It was while I was in that program at URI that FC2 asked me for a bio, which is why The Fixed Stars says, “Brian Conn studies mathematics in southern Rhode Island.” It stopped being true a few weeks after I sent it to them, but I rather like that this relatively permanent description of me is stuck in what turned out to be a brief period in my life.
I agree that a mathematical way of thinking often finds its way into my writing. It just makes sense to me, in The Fixed Stars, that there should be complex internal rules about which words can and can’t occur in which sections, and how many objects of certain kinds there should be in each section, and so on. I couldn’t even articulate those rules now, but of course I knew them well at the time. Come to think of it, maybe that isn’t math but occultism. I guess the two fields are related.
JB: Questions of genre are often reductive, but there are parts of the novel that seem like conscious explorations of genre fiction elements. Did you have this in mind while you were writing? Are there particular works of speculative fiction that served as inspiration for The Fixed Stars?
BC: The genre question seems like it should be a fertile one, but I guess it’s something I’ve thought about for so long that I no longer have much to say about it. I do read speculative fiction, not predominantly, but significantly. While I was writing The Fixed Stars I definitely read works by Gene Wolfe, Kelly Link, John Crowley, Octavia Butler, Philip K. Dick, probably others; elements of those might have found their way in. Of course the book is set in the far future and full of fairy tales, and those two features alone are enough to give it a strong speculative feel.
The Fixed Stars also has a vampire fixation, which comes not from fairy tales or from genre fiction but from Rhode Island history: the last person to be publicly exhumed as a vampire in North America was Mercy Brown of Exeter, Rhode Island, in 1892. It seems they used to confuse tuberculosis with vampirism: Mercy got TB and died, then her brother Edwin got sick, and they blamed Mercy—so they dug up her corpse and burned her heart and Edwin had to eat the ashes. He too died shortly thereafter. Today people occasionally leave weird things on her grave in Exeter, and the headstone is in this sort of concrete and steel brace to keep people from stealing it or whatever. I read about this and visited the grave around the time I was starting the book—which accounts not only for the vampire focus, but also for the disease focus and for the way the two sometimes get conflated.

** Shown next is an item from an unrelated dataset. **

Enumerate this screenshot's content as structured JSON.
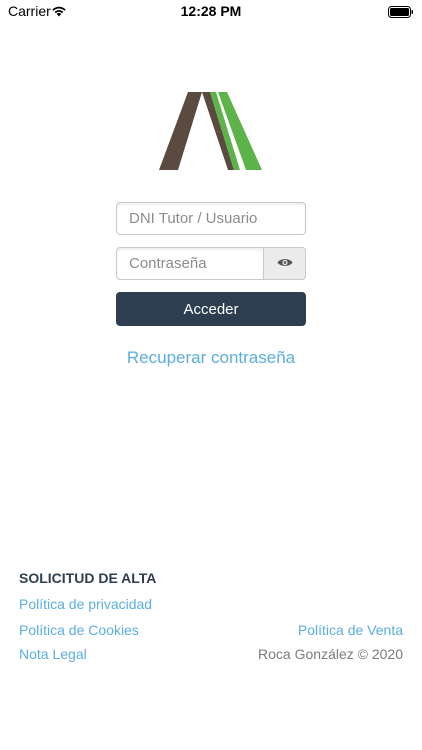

There is also a kind of space opera going on in Section 4.2 (the play), which is a result of certain confusions that the people in the time of The Fixed Stars suffer when trying to reconstruct our own time. Science fiction was a big part of the 20th century, and a lot of real-world choices made in the ’60s and ’70s seem to have come out of a kind of science-fictional mindset; think for example of the Space Needle in Seattle. And we do in fact have spaceships these days, and it seems entirely possible that we’ll have more of them in the future, in one form or another. So it’s understandable that people looking back on limited evidence of our time might not be able to tell which discourses were real and which were imaginary.
Rain Taxi Online Edition, Summer 2010 | © Rain Taxi, Inc. 2010